Former Green Party deputy leader David Chernushenko, a local resident who ran in two elections in Ottawa Centre, writes in the Ottawa Citizen about the feasibility of "car-free" zones in Ottawa. Based on his daughter's fanciful illustrations of car-absent Venice, Italy, Chernushenko suggested Canada should at least consider the notion that we can move beyond cars.
Chernushenko pointed in particular to one of the city's most tourist-friendly districts as a potentially car-free zone.
The Byward Market district, on the other hand, could be a vibrant "people place" like Venice, with a car-free zone of eight to 12 blocks. Most of the ingredients are there: art galleries, museums, the Château Laurier and Parliament Buildings, food vendors, clothing stores, furniture sellers, bars, restaurants, and the famous outdoor produce stalls that bring such colour and flavour. There's even a canal nearby, and gelato.Chernushenko blames the lack of non-car discourse on fear: "Fear that shoppers will flee to the suburbs and the free parking of the shopping mall and the big box store."
A pedestrian-only zone would work, he writes, if planners adhere to the following steps.

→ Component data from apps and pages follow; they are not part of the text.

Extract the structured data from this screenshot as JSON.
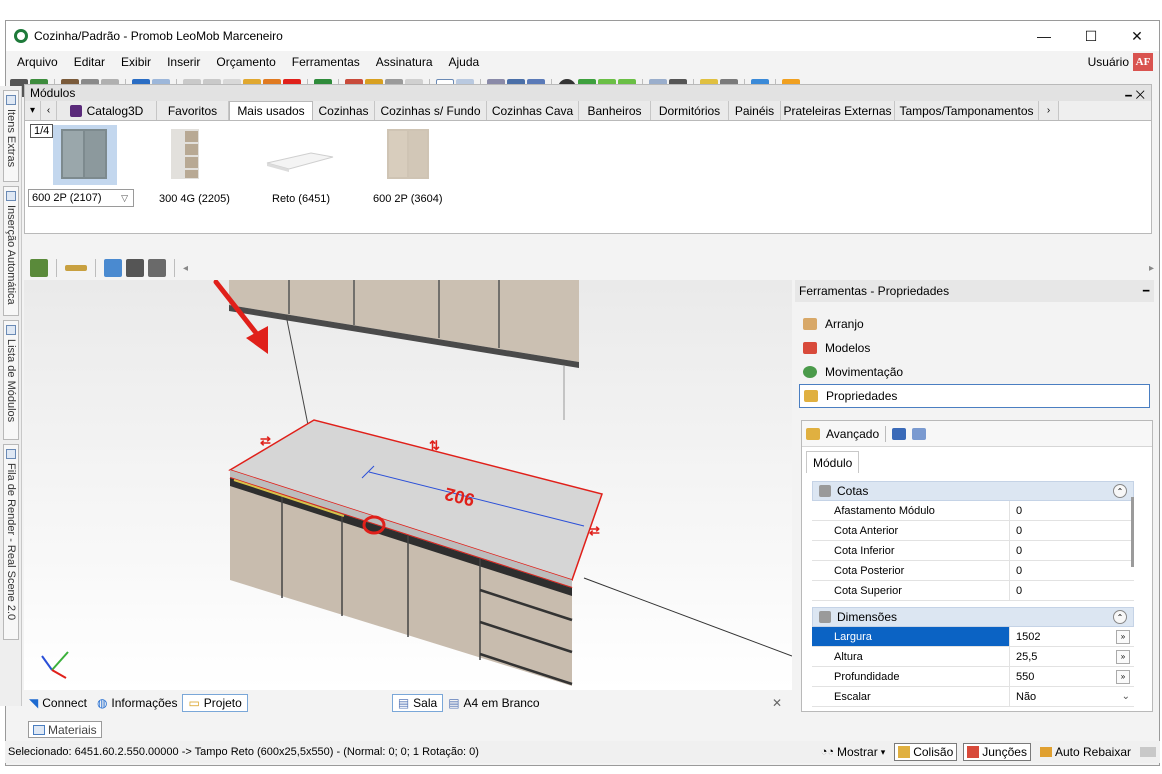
{
  "window": {
    "title": "Cozinha/Padrão - Promob LeoMob Marceneiro",
    "controls": {
      "minimize": "—",
      "maximize": "☐",
      "close": "✕"
    }
  },
  "menu": {
    "items": [
      "Arquivo",
      "Editar",
      "Exibir",
      "Inserir",
      "Orçamento",
      "Ferramentas",
      "Assinatura",
      "Ajuda"
    ],
    "user_label": "Usuário",
    "user_initials": "AF"
  },
  "side_rail": {
    "tabs": [
      "Itens Extras",
      "Inserção Automática",
      "Lista de Módulos",
      "Fila de Render - Real Scene 2.0"
    ]
  },
  "modulos": {
    "title": "Módulos",
    "pin": "🗕 ✕",
    "tabs": [
      "Catalog3D",
      "Favoritos",
      "Mais usados",
      "Cozinhas",
      "Cozinhas s/ Fundo",
      "Cozinhas Cava",
      "Banheiros",
      "Dormitórios",
      "Painéis",
      "Prateleiras Externas",
      "Tampos/Tamponamentos"
    ],
    "active_tab": "Mais usados",
    "page_badge": "1/4",
    "items": [
      {
        "label": "600 2P (2107)",
        "selected": true
      },
      {
        "label": "300 4G (2205)"
      },
      {
        "label": "Reto (6451)"
      },
      {
        "label": "600 2P (3604)"
      }
    ]
  },
  "viewport": {
    "dimension_label": "902",
    "tabs": {
      "connect": "Connect",
      "informacoes": "Informações",
      "projeto": "Projeto",
      "sala": "Sala",
      "a4": "A4 em Branco",
      "close": "✕"
    }
  },
  "properties_panel": {
    "title": "Ferramentas - Propriedades",
    "nav": [
      "Arranjo",
      "Modelos",
      "Movimentação",
      "Propriedades"
    ],
    "active_nav": "Propriedades",
    "advanced_label": "Avançado",
    "modulo_tab": "Módulo",
    "groups": [
      {
        "name": "Cotas",
        "rows": [
          {
            "name": "Afastamento Módulo",
            "value": "0"
          },
          {
            "name": "Cota Anterior",
            "value": "0"
          },
          {
            "name": "Cota Inferior",
            "value": "0"
          },
          {
            "name": "Cota Posterior",
            "value": "0"
          },
          {
            "name": "Cota Superior",
            "value": "0"
          }
        ]
      },
      {
        "name": "Dimensões",
        "rows": [
          {
            "name": "Largura",
            "value": "1502",
            "selected": true
          },
          {
            "name": "Altura",
            "value": "25,5"
          },
          {
            "name": "Profundidade",
            "value": "550"
          },
          {
            "name": "Escalar",
            "value": "Não"
          }
        ]
      }
    ]
  },
  "bottom": {
    "materiais": "Materiais",
    "status": "Selecionado: 6451.60.2.550.00000 -> Tampo Reto (600x25,5x550) - (Normal: 0; 0; 1 Rotação: 0)",
    "mostrar": "Mostrar",
    "colisao": "Colisão",
    "juncoes": "Junções",
    "auto_rebaixar": "Auto Rebaixar"
  },
  "colors": {
    "accent_blue": "#0b63c4",
    "selection_red": "#e0201a",
    "cabinet_beige": "#c8bcae",
    "countertop_grey": "#d8d8d8"
  }
}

First, a fully integrated public transit system that is frequent, affordable and comfortable to board and ride. Second, a "critical mass" in terms of the size of the precinct and the range of offerings. Third, a mixed-use zoning and city planning policy that encourages the development of a community that incorporates residential with commerce and retail, and that encourages housing for a diverse blend of income levels. Expensive condo precincts do not make for lively street interaction.There should definitely be a place for this kind of dialogue in local media. Chernushenko's idea has some merit. So long as he doesn't call for a car-free city, a la Venice, perhaps a car-free zone is an option.